Exercise prompt :: Would you please copy each line of the listing that mentions "true"?

Data records ::
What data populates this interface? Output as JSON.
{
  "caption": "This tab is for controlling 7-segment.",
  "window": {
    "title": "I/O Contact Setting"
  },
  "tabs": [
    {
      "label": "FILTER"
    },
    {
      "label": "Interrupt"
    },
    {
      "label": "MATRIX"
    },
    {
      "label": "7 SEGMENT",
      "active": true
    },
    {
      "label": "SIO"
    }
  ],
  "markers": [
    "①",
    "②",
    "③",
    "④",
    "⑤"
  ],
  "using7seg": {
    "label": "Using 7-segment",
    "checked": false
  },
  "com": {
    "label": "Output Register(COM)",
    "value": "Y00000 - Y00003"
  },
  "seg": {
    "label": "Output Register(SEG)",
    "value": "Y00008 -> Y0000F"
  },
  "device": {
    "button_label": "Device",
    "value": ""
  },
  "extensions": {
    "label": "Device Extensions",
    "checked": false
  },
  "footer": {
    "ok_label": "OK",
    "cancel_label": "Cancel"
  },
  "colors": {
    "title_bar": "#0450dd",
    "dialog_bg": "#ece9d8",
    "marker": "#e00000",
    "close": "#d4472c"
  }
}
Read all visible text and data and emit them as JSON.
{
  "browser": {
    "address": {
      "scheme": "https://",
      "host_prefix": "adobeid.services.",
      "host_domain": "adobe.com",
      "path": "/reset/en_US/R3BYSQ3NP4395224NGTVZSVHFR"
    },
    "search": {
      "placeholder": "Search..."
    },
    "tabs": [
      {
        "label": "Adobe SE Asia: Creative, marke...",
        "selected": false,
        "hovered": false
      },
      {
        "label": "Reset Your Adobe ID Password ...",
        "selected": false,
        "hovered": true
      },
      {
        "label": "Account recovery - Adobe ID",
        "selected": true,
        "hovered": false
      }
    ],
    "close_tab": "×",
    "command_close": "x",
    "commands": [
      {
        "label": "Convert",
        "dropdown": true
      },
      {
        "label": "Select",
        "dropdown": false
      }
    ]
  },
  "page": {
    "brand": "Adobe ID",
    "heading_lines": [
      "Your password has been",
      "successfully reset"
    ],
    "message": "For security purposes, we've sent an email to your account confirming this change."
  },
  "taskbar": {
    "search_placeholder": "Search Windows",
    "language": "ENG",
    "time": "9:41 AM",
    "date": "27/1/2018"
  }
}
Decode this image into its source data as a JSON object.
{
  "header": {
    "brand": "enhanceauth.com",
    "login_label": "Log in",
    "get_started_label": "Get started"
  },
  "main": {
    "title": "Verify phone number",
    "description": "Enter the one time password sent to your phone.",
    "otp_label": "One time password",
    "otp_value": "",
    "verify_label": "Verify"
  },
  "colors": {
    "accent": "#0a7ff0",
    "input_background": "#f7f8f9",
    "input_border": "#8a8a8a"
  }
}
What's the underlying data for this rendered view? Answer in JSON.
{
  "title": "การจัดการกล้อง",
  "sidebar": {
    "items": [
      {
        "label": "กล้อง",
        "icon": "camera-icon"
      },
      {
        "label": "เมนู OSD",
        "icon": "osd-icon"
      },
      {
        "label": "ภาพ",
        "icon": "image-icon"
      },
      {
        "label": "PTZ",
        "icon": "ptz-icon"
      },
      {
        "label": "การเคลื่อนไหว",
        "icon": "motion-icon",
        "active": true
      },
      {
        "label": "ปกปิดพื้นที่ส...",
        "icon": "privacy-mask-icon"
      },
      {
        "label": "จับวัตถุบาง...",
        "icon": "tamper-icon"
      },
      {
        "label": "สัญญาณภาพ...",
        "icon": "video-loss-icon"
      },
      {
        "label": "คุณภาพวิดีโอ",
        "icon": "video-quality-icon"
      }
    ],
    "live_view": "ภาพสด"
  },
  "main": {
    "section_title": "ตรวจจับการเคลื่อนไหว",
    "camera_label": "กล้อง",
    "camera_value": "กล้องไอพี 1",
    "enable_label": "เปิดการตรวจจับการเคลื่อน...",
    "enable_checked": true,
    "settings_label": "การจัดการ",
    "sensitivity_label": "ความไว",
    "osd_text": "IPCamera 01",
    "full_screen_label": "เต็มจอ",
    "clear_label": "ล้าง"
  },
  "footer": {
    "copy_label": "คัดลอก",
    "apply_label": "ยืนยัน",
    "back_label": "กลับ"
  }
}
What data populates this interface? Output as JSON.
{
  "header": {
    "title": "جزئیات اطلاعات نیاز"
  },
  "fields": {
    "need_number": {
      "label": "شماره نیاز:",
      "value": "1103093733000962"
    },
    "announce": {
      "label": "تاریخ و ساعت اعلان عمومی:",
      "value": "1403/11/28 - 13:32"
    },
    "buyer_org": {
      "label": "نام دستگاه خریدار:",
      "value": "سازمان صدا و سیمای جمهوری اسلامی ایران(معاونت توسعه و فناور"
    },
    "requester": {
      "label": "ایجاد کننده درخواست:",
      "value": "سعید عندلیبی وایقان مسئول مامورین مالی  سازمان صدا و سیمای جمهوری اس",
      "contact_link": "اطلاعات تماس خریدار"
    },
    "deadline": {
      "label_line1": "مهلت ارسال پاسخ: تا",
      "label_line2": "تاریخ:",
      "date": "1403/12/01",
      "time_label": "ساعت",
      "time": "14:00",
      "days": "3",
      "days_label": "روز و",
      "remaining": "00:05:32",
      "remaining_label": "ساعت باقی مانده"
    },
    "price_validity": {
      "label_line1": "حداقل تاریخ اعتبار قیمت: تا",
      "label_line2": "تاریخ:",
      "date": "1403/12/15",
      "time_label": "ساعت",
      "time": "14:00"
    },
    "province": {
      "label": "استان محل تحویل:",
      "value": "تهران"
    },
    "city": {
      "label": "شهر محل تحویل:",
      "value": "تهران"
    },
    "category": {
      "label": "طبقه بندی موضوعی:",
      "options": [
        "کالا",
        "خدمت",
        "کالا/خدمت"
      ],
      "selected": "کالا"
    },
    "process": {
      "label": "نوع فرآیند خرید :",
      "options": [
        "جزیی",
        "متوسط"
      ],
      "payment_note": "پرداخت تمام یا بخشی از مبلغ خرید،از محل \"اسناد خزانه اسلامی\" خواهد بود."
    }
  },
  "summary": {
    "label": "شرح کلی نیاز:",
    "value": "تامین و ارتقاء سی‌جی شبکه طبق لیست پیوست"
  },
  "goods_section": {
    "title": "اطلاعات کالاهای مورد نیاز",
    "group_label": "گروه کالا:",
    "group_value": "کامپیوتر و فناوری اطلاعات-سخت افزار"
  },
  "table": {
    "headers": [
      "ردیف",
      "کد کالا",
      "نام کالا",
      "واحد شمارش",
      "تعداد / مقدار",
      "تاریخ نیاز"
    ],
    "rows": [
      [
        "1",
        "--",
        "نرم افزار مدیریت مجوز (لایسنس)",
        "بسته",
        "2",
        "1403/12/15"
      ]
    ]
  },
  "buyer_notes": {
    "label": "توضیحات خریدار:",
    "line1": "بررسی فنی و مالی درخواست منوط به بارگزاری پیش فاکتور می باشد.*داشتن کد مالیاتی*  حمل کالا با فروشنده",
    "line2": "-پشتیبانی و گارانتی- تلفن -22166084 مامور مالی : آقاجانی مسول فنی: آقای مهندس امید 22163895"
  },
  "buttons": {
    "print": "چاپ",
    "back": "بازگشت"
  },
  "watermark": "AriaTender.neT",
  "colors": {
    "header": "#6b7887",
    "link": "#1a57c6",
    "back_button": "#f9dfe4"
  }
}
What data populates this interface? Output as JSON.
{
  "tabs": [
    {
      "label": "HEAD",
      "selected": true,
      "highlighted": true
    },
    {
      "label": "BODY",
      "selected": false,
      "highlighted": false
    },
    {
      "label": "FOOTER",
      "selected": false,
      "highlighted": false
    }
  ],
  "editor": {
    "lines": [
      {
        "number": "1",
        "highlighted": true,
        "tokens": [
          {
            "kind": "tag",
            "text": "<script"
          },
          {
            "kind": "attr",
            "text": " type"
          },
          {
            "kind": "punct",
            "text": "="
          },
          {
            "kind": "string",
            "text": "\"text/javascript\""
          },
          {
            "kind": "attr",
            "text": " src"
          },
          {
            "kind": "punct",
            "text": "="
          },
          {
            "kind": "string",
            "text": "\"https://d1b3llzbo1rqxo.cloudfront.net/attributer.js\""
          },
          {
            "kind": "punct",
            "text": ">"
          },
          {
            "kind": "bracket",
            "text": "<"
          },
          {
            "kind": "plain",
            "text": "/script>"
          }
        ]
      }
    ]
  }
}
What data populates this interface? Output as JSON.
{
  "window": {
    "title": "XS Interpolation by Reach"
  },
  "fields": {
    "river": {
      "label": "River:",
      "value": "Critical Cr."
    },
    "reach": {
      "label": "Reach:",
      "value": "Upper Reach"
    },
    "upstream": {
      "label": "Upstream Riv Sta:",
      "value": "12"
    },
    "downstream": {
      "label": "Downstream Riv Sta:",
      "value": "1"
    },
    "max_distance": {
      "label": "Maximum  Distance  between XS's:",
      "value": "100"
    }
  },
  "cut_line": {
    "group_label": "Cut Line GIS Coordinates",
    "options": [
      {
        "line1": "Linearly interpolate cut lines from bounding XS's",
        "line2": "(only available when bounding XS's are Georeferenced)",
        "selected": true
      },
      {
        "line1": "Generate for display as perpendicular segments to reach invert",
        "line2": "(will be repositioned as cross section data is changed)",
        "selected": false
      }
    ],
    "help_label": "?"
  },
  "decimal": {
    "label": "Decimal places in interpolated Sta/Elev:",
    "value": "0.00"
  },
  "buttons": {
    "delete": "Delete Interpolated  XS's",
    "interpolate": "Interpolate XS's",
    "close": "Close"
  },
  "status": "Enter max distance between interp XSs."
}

Finished exercise ::
      "active": true
        "hovered": true
        "selected": true,
        "dropdown": true
        "active": true
    "enable_checked": true,
      "selected": true,
      "highlighted": true
        "highlighted": true,
        "selected": true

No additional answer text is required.